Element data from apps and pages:

▽

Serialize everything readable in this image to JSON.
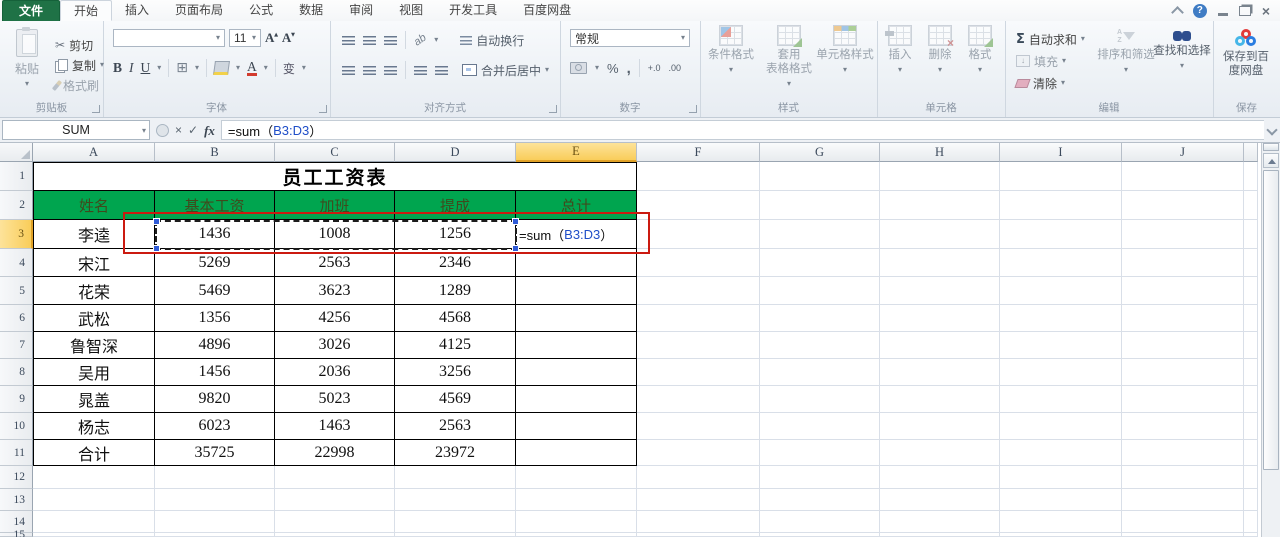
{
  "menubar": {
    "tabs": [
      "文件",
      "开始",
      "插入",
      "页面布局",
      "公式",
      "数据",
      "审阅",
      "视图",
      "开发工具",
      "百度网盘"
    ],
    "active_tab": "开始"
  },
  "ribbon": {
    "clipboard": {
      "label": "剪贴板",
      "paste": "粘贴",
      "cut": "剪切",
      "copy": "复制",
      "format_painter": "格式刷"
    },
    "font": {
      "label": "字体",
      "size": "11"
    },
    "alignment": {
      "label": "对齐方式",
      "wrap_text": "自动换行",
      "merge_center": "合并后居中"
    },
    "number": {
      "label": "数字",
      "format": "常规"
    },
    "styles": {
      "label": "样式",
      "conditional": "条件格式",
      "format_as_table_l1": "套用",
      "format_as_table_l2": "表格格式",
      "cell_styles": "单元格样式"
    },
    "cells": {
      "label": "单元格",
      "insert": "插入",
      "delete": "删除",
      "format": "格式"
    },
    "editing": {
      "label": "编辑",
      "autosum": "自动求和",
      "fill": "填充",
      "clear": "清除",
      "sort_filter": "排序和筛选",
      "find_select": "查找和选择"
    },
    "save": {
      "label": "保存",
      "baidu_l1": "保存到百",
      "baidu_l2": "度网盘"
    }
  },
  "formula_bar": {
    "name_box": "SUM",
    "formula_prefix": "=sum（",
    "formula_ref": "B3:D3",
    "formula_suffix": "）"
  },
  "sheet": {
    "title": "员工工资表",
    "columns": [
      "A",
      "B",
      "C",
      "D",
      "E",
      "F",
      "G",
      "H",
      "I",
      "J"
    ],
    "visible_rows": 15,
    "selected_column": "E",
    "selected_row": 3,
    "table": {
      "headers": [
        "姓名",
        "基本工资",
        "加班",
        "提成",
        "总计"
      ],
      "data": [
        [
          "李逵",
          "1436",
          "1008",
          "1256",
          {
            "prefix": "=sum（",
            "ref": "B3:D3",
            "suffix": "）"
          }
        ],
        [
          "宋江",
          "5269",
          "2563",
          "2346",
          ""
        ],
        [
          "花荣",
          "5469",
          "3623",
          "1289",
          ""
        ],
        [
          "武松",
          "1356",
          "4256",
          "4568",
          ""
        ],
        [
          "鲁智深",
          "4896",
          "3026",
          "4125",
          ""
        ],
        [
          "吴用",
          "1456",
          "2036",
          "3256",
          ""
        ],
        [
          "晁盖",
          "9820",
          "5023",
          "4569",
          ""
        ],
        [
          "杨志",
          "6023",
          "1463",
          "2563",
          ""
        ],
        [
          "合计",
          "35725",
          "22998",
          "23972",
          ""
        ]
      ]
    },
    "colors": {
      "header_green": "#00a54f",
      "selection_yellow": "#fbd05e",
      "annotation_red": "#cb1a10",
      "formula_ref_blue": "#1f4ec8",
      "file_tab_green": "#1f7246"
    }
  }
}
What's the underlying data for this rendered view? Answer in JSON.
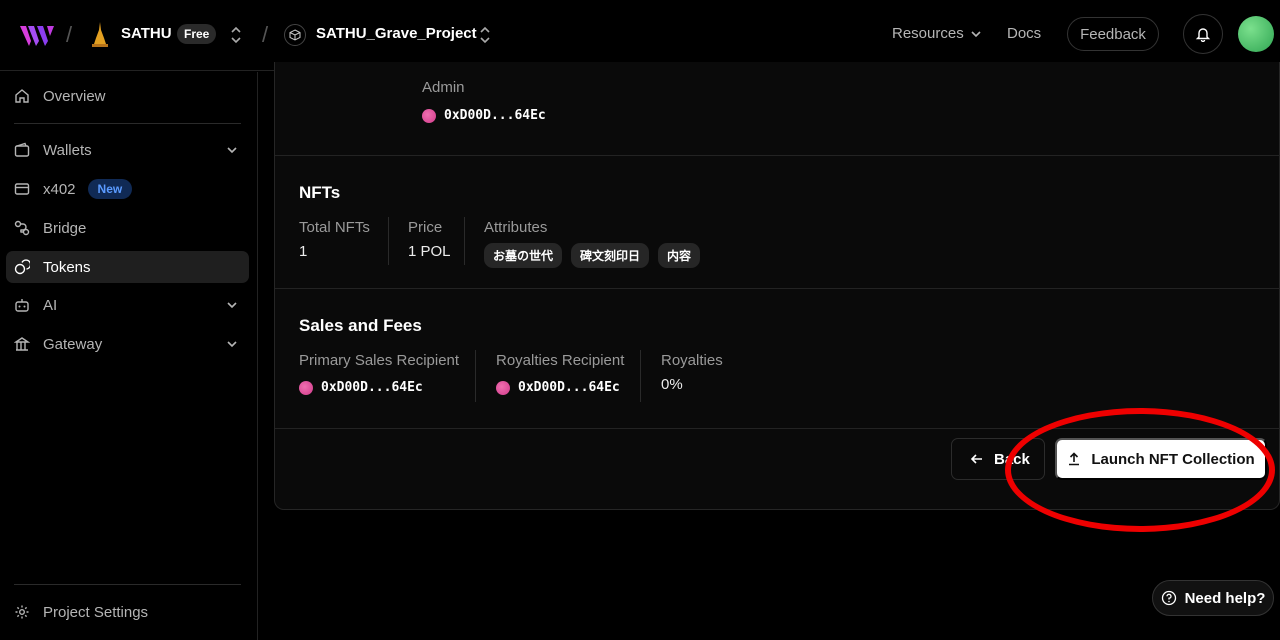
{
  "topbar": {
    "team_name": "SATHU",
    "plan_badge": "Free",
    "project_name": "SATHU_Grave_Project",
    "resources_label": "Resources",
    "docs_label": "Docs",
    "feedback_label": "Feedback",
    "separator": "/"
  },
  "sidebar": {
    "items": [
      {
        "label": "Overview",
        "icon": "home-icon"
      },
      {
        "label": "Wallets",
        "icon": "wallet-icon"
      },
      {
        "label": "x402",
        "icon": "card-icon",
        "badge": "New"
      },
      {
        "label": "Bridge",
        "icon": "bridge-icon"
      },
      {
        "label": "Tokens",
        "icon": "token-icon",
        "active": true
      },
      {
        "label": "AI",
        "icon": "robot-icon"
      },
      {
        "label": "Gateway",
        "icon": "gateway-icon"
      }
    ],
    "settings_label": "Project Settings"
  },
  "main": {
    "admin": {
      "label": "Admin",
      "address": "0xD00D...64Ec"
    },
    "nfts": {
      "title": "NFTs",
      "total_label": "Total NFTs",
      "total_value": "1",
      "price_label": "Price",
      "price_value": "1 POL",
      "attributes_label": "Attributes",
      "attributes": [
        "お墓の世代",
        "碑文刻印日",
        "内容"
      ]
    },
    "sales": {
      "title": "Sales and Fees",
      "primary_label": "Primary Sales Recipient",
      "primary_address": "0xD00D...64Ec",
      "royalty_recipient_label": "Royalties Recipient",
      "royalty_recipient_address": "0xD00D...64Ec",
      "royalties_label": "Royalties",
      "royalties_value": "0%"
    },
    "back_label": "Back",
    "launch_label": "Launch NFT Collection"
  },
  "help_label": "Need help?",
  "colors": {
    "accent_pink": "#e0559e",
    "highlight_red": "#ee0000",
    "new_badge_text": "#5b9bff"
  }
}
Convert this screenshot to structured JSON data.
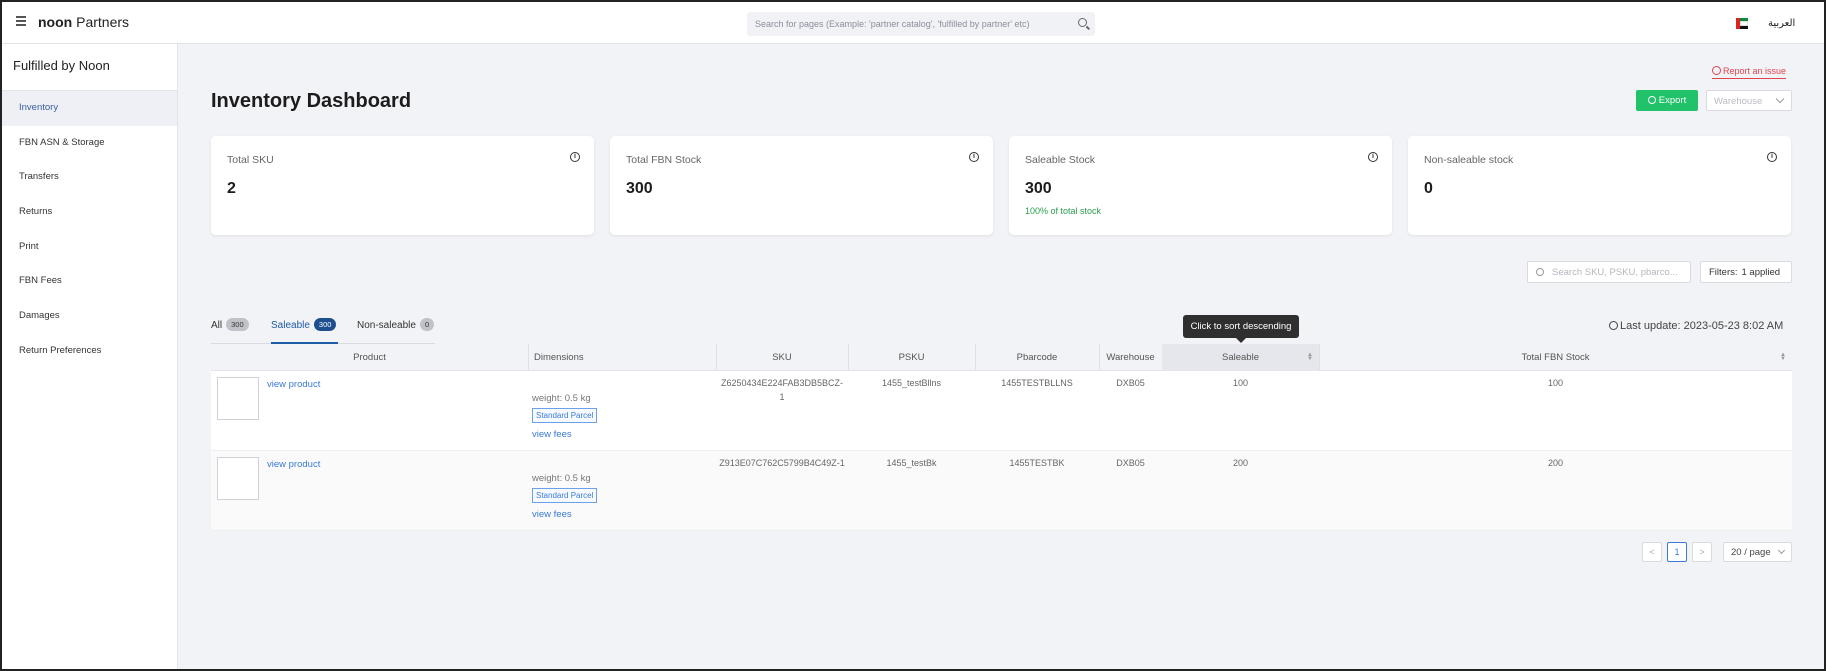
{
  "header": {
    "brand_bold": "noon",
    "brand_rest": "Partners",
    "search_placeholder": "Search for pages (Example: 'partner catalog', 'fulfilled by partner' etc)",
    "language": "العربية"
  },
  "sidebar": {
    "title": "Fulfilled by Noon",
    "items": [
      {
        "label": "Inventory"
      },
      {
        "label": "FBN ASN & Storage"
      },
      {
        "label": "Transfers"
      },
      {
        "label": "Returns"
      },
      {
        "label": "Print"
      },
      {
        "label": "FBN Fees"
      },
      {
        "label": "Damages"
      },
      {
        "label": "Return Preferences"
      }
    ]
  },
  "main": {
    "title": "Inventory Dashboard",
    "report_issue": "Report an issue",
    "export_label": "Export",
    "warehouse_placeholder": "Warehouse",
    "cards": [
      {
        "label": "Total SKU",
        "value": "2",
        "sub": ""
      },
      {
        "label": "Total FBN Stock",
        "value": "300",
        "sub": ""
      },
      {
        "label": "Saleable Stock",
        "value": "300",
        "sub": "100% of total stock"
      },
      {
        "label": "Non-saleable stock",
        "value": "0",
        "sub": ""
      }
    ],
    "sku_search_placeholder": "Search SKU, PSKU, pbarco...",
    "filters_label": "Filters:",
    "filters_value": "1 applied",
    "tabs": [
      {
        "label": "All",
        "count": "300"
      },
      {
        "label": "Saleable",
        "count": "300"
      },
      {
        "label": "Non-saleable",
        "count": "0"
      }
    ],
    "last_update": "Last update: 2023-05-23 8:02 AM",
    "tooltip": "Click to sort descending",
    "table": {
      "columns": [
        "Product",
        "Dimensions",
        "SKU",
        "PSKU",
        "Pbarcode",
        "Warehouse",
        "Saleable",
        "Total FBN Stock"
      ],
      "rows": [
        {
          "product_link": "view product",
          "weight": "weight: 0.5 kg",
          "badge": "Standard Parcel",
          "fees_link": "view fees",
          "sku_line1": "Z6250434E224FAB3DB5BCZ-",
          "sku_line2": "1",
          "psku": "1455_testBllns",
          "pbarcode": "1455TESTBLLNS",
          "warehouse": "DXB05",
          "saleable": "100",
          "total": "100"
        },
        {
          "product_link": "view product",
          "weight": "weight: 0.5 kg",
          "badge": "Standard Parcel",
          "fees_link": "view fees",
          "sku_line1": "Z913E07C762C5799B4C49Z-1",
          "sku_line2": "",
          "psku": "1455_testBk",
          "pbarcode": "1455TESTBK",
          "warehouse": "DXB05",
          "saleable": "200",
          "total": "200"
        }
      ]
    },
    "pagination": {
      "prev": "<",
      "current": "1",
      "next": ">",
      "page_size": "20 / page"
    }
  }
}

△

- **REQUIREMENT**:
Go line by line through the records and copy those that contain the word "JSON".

- **SOLUTION TO THE EXERCISE**:
Serialize everything readable in this image to JSON.
What's the underlying data for this rendered view? Answer in JSON.
Convert this screenshot to structured JSON data.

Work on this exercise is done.